(Beginning of Dataset entries)
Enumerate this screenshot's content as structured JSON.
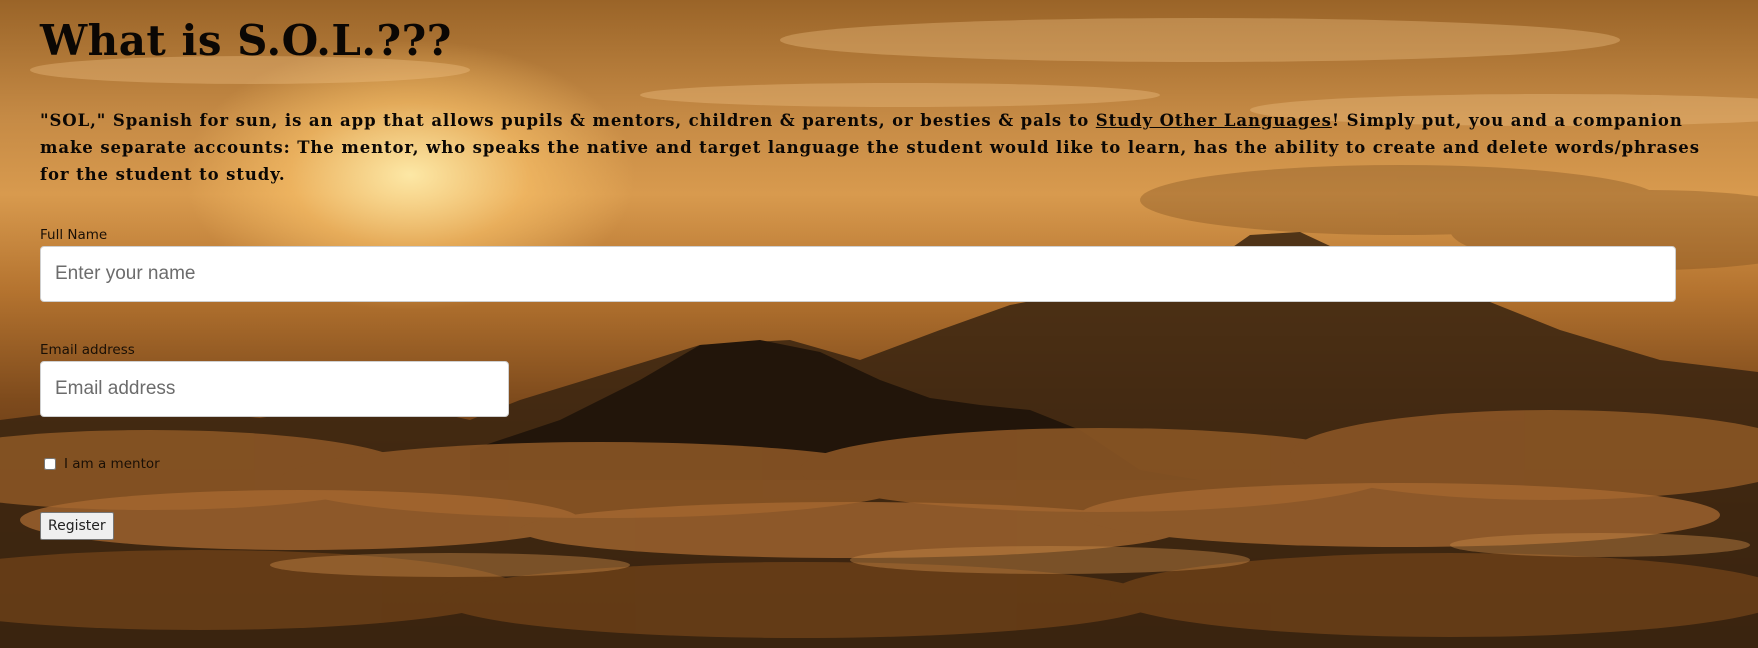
{
  "page": {
    "heading": "What is S.O.L.???",
    "description_before_link": "\"SOL,\" Spanish for sun, is an app that allows pupils & mentors, children & parents, or besties & pals to ",
    "description_link": "Study Other Languages",
    "description_after_link": "! Simply put, you and a companion make separate accounts: The mentor, who speaks the native and target language the student would like to learn, has the ability to create and delete words/phrases for the student to study."
  },
  "form": {
    "name_label": "Full Name",
    "name_placeholder": "Enter your name",
    "name_value": "",
    "email_label": "Email address",
    "email_placeholder": "Email address",
    "email_value": "",
    "mentor_checkbox_label": "I am a mentor",
    "mentor_checked": false,
    "register_label": "Register"
  },
  "background": {
    "scene": "sunset-over-mountains-and-clouds",
    "colors": {
      "sky_light": "#d89a4e",
      "sky_dark": "#9a6428",
      "mountain": "#2a1a0e",
      "clouds": "#7a4a1e"
    }
  }
}
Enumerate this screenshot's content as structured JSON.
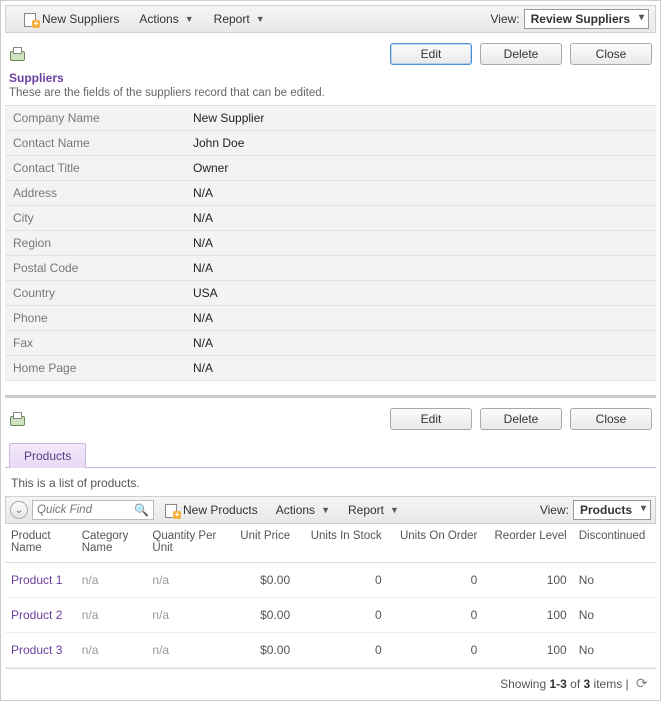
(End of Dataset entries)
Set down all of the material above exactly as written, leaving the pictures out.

Enumerate this screenshot's content as structured JSON.
{
  "page": {
    "heading": "What is S.O.L.???",
    "description_before_link": "\"SOL,\" Spanish for sun, is an app that allows pupils & mentors, children & parents, or besties & pals to ",
    "description_link": "Study Other Languages",
    "description_after_link": "! Simply put, you and a companion make separate accounts: The mentor, who speaks the native and target language the student would like to learn, has the ability to create and delete words/phrases for the student to study."
  },
  "form": {
    "name_label": "Full Name",
    "name_placeholder": "Enter your name",
    "name_value": "",
    "email_label": "Email address",
    "email_placeholder": "Email address",
    "email_value": "",
    "mentor_checkbox_label": "I am a mentor",
    "mentor_checked": false,
    "register_label": "Register"
  },
  "background": {
    "scene": "sunset-over-mountains-and-clouds",
    "colors": {
      "sky_light": "#d89a4e",
      "sky_dark": "#9a6428",
      "mountain": "#2a1a0e",
      "clouds": "#7a4a1e"
    }
  }
}
Enumerate this screenshot's content as structured JSON.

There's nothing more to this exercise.